### Task instructions
Please count the lines in the material below that include "证书更换". Reply with the number alone.

================================

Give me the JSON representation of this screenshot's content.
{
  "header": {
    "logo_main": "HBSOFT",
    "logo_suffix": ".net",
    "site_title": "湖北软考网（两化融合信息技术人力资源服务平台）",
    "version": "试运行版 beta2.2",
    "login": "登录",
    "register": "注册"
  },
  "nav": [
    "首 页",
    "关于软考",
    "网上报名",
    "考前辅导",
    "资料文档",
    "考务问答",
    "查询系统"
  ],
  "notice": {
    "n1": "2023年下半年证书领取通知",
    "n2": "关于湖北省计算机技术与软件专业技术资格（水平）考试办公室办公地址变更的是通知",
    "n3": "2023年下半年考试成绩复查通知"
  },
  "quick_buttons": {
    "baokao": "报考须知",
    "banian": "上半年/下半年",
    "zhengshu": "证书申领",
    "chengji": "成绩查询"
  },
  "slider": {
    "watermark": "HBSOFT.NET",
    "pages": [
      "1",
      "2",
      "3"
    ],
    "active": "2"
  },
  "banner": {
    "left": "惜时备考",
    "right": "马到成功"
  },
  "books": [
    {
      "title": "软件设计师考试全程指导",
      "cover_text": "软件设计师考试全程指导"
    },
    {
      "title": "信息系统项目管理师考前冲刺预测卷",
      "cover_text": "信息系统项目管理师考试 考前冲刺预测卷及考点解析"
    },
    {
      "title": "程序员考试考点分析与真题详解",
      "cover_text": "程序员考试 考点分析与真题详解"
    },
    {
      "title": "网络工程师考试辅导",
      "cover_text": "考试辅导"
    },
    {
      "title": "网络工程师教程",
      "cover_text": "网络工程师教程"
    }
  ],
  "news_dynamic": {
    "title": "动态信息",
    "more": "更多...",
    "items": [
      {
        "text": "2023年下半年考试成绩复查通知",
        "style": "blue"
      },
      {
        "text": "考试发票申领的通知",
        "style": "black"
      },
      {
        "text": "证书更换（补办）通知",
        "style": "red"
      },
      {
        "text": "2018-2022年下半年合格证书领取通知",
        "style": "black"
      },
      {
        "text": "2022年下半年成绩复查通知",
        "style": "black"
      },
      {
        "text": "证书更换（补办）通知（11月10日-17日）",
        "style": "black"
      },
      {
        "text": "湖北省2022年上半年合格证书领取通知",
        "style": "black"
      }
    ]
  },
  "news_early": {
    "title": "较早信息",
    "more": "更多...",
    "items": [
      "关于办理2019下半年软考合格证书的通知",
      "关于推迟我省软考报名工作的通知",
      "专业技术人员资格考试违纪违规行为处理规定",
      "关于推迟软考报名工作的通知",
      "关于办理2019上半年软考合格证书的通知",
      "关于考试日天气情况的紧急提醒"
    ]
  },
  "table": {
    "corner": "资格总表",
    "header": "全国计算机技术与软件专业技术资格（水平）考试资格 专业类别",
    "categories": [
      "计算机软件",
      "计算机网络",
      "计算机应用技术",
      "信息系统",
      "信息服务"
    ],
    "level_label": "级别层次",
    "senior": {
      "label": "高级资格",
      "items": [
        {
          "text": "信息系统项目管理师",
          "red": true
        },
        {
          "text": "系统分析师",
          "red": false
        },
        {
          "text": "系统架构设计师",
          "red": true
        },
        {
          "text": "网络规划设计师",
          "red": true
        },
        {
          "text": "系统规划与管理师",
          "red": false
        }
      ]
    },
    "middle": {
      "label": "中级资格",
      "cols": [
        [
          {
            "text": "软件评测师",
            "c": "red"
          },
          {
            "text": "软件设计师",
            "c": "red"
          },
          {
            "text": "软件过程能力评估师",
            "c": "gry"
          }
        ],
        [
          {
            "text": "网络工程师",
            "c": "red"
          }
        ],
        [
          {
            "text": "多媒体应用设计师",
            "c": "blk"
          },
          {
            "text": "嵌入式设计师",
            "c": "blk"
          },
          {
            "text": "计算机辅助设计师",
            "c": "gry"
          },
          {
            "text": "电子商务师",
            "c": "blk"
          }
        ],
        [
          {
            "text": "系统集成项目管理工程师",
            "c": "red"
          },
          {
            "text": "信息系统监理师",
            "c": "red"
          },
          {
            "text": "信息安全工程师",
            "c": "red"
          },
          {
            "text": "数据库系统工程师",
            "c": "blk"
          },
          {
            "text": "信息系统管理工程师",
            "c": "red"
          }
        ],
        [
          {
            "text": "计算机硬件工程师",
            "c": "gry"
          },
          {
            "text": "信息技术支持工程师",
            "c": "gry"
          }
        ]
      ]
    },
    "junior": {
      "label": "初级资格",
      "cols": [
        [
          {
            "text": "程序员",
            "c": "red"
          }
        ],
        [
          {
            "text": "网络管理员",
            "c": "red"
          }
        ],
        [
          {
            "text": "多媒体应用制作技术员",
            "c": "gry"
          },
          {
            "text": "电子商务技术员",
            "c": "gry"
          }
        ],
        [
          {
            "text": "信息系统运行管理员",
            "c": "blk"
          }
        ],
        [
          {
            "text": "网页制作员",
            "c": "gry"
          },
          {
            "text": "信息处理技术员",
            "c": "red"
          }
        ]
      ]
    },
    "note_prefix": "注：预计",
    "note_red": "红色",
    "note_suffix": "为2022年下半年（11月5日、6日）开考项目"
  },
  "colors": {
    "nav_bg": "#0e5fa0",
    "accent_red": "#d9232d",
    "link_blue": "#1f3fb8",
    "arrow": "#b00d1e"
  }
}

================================

### Expected answer
2